__TASK REQUIREMENTS__
Below are some entries. Reproduce them word for word.

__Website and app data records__
++++

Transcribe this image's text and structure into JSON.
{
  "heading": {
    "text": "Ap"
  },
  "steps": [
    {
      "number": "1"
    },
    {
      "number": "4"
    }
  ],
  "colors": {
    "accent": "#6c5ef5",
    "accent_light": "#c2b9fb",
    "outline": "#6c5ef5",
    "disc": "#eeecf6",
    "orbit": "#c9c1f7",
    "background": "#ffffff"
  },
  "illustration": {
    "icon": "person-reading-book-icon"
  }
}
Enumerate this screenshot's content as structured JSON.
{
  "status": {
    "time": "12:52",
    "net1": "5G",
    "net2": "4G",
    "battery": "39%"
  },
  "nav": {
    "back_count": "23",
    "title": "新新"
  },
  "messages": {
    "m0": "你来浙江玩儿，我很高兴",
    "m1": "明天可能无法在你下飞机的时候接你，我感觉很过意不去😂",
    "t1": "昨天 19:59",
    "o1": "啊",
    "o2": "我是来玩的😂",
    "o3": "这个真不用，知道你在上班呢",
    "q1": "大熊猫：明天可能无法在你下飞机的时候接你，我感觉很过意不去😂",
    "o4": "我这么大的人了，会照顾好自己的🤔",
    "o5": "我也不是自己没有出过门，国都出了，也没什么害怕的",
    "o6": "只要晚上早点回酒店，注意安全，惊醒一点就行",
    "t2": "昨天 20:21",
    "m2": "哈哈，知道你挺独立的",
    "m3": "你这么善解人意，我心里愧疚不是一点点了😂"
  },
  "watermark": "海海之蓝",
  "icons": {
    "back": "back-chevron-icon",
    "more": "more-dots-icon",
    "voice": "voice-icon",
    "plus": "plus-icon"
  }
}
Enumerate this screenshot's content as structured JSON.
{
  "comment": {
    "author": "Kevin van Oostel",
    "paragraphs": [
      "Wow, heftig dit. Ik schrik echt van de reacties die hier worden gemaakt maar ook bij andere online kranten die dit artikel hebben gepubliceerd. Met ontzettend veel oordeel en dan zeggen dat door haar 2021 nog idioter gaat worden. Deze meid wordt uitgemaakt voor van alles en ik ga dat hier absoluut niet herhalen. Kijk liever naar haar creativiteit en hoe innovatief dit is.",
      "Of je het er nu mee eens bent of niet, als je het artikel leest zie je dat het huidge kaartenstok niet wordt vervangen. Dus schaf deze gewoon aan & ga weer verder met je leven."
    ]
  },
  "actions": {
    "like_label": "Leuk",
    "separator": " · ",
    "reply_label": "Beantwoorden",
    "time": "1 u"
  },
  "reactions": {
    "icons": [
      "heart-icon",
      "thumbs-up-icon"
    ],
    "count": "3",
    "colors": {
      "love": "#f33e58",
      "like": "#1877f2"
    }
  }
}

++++

__TASK OUTPUT__
Transcribe this image's text and structure into JSON.
{
  "heading": {
    "text": "Ap"
  },
  "steps": [
    {
      "number": "1"
    },
    {
      "number": "4"
    }
  ],
  "colors": {
    "accent": "#6c5ef5",
    "accent_light": "#c2b9fb",
    "outline": "#6c5ef5",
    "disc": "#eeecf6",
    "orbit": "#c9c1f7",
    "background": "#ffffff"
  },
  "illustration": {
    "icon": "person-reading-book-icon"
  }
}
Enumerate this screenshot's content as structured JSON.
{
  "status": {
    "time": "12:52",
    "net1": "5G",
    "net2": "4G",
    "battery": "39%"
  },
  "nav": {
    "back_count": "23",
    "title": "新新"
  },
  "messages": {
    "m0": "你来浙江玩儿，我很高兴",
    "m1": "明天可能无法在你下飞机的时候接你，我感觉很过意不去😂",
    "t1": "昨天 19:59",
    "o1": "啊",
    "o2": "我是来玩的😂",
    "o3": "这个真不用，知道你在上班呢",
    "q1": "大熊猫：明天可能无法在你下飞机的时候接你，我感觉很过意不去😂",
    "o4": "我这么大的人了，会照顾好自己的🤔",
    "o5": "我也不是自己没有出过门，国都出了，也没什么害怕的",
    "o6": "只要晚上早点回酒店，注意安全，惊醒一点就行",
    "t2": "昨天 20:21",
    "m2": "哈哈，知道你挺独立的",
    "m3": "你这么善解人意，我心里愧疚不是一点点了😂"
  },
  "watermark": "海海之蓝",
  "icons": {
    "back": "back-chevron-icon",
    "more": "more-dots-icon",
    "voice": "voice-icon",
    "plus": "plus-icon"
  }
}
Enumerate this screenshot's content as structured JSON.
{
  "comment": {
    "author": "Kevin van Oostel",
    "paragraphs": [
      "Wow, heftig dit. Ik schrik echt van de reacties die hier worden gemaakt maar ook bij andere online kranten die dit artikel hebben gepubliceerd. Met ontzettend veel oordeel en dan zeggen dat door haar 2021 nog idioter gaat worden. Deze meid wordt uitgemaakt voor van alles en ik ga dat hier absoluut niet herhalen. Kijk liever naar haar creativiteit en hoe innovatief dit is.",
      "Of je het er nu mee eens bent of niet, als je het artikel leest zie je dat het huidge kaartenstok niet wordt vervangen. Dus schaf deze gewoon aan & ga weer verder met je leven."
    ]
  },
  "actions": {
    "like_label": "Leuk",
    "separator": " · ",
    "reply_label": "Beantwoorden",
    "time": "1 u"
  },
  "reactions": {
    "icons": [
      "heart-icon",
      "thumbs-up-icon"
    ],
    "count": "3",
    "colors": {
      "love": "#f33e58",
      "like": "#1877f2"
    }
  }
}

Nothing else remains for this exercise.